#### [Problem to work on]
What number of lines in the entries hold the string "chevron"? Answer with it alone.

*** Exercise data Section Begins ***

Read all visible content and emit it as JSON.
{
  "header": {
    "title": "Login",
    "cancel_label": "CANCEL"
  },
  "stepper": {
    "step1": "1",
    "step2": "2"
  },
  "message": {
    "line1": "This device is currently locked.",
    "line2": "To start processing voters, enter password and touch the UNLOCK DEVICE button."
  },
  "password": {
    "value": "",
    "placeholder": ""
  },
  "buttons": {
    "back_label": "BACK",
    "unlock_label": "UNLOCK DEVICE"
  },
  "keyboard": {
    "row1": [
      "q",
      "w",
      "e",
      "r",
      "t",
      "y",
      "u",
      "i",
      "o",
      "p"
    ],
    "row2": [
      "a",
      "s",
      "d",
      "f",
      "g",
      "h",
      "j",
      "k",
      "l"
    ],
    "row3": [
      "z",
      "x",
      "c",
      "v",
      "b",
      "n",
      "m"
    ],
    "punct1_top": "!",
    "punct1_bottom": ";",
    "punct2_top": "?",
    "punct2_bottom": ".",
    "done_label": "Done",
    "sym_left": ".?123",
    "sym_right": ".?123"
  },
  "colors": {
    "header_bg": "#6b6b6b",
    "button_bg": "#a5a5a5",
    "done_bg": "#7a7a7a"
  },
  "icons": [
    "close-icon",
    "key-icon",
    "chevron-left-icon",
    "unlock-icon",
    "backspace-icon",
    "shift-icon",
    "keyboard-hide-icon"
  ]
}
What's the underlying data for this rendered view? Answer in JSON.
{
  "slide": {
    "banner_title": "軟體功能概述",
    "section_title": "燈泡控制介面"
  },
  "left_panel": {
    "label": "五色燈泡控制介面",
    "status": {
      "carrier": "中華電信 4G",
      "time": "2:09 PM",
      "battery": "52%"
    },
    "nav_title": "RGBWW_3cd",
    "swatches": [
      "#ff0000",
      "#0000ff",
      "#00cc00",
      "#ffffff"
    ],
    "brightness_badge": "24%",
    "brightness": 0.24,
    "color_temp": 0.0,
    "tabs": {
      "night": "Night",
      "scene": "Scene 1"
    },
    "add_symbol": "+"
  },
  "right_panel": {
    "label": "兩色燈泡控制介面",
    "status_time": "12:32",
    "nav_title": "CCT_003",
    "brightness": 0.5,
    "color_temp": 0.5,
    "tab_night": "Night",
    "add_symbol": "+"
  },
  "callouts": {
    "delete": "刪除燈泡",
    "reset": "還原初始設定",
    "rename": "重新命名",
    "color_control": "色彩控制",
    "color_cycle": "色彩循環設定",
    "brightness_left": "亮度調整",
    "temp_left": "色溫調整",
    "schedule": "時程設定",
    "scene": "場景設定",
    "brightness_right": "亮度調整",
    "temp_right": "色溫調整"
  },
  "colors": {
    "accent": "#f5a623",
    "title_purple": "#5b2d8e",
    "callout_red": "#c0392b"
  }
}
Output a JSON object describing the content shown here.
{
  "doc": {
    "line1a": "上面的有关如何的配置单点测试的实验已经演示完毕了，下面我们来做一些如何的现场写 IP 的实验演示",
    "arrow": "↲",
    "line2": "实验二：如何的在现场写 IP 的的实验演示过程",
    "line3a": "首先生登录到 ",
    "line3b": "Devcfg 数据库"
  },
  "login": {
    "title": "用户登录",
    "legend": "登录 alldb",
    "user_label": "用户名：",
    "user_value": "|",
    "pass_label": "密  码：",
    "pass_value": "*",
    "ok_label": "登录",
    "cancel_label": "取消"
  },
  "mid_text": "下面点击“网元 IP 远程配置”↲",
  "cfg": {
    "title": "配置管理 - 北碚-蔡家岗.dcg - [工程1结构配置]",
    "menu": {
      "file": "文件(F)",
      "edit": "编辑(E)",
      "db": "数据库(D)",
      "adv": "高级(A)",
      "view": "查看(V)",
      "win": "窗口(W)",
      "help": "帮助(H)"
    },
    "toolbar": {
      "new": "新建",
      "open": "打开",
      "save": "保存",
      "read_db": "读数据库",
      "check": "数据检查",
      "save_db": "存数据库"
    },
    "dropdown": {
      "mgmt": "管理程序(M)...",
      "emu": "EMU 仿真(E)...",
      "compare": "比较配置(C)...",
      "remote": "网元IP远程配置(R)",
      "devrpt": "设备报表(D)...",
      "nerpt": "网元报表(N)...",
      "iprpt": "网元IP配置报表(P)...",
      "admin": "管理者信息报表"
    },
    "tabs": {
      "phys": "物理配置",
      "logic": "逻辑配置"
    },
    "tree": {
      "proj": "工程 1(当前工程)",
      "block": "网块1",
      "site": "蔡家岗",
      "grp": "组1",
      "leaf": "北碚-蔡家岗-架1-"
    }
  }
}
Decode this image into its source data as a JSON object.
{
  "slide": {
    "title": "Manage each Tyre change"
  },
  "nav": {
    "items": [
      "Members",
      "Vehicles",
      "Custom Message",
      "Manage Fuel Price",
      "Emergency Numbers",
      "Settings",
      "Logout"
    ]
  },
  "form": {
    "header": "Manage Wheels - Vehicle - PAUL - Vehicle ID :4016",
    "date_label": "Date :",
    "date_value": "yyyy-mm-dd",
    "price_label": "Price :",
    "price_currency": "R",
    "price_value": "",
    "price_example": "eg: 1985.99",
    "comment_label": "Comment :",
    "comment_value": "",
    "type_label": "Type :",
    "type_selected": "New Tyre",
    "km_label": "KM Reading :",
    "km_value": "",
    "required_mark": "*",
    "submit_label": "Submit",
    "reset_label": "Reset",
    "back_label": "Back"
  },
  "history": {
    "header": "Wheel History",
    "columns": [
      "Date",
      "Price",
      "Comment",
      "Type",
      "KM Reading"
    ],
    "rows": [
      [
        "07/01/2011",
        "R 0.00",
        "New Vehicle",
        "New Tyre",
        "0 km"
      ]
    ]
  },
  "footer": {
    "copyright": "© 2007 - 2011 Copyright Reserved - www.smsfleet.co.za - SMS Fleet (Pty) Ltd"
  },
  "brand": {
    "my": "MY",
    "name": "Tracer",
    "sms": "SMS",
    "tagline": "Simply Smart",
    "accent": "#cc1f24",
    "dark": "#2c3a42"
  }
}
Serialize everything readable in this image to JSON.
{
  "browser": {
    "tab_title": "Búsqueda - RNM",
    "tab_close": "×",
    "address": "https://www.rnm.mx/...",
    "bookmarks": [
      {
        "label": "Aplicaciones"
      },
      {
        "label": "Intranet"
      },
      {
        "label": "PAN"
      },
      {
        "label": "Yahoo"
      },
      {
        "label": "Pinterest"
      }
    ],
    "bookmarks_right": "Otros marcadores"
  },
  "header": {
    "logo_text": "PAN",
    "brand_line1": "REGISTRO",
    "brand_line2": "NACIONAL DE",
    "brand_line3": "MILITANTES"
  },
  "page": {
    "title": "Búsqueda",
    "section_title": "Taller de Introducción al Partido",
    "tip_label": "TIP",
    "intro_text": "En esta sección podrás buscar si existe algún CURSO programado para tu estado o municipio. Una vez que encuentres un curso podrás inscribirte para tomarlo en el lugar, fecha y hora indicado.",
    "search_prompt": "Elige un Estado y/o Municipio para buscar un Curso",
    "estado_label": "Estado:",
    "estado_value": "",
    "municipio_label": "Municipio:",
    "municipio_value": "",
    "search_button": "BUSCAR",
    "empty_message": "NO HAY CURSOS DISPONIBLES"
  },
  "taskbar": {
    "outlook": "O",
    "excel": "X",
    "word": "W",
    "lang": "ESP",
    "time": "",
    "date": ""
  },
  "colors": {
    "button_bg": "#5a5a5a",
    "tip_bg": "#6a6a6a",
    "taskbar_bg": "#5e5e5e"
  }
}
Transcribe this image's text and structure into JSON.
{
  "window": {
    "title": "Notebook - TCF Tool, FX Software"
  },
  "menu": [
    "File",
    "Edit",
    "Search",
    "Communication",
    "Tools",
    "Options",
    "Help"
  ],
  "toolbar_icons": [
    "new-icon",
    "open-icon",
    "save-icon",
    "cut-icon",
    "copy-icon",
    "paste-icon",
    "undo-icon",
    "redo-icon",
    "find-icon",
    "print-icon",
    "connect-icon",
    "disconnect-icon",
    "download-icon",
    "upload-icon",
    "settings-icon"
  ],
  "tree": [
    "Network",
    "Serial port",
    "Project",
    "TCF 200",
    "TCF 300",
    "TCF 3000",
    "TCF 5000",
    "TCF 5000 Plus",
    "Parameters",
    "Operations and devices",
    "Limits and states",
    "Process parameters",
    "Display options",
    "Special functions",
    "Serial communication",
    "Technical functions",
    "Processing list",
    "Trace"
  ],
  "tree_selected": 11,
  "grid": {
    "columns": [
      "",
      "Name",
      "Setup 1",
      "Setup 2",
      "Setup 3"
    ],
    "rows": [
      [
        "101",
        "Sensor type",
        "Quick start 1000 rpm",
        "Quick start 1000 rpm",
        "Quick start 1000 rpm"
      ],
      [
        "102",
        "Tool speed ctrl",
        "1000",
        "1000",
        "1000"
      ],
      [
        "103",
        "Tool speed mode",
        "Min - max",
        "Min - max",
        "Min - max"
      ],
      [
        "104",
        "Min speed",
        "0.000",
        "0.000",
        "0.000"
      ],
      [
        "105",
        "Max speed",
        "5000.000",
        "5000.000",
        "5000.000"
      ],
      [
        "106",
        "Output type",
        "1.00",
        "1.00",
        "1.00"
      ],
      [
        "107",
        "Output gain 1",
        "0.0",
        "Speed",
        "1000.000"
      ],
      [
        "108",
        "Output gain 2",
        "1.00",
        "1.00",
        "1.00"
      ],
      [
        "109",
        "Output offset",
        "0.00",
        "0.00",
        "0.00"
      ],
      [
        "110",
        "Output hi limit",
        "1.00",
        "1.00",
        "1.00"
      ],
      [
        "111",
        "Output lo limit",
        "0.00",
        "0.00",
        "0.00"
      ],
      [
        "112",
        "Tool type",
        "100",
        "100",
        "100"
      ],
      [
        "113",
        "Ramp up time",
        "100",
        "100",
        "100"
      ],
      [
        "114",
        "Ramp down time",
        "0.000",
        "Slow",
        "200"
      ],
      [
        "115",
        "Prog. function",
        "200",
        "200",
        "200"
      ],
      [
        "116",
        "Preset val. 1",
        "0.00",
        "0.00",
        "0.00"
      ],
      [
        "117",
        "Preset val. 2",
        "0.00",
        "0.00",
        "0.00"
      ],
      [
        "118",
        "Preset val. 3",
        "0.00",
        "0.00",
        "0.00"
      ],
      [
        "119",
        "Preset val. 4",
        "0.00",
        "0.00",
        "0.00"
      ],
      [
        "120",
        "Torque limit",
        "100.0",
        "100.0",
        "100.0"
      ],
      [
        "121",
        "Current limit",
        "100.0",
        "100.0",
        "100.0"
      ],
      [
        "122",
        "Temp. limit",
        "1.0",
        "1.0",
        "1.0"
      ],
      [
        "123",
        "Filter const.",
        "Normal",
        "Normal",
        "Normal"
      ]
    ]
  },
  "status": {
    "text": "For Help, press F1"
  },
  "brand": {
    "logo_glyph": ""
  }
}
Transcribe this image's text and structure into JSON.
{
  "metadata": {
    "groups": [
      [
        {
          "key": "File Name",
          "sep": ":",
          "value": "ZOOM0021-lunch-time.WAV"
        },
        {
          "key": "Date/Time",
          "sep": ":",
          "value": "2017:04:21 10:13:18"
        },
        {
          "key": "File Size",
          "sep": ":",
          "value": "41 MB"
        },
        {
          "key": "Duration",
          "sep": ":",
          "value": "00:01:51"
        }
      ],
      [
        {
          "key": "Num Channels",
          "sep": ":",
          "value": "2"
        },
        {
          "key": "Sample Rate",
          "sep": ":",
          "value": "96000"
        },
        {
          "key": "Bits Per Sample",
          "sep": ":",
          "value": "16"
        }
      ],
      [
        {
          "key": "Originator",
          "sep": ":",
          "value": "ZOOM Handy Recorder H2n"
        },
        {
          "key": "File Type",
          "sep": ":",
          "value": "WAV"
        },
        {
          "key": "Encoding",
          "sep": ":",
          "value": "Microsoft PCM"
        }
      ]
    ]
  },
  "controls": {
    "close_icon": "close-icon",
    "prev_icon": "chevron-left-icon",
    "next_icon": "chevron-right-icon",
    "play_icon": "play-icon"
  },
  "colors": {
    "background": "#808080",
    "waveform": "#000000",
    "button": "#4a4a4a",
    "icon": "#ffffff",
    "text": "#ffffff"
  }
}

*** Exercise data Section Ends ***

#### [Response area]
3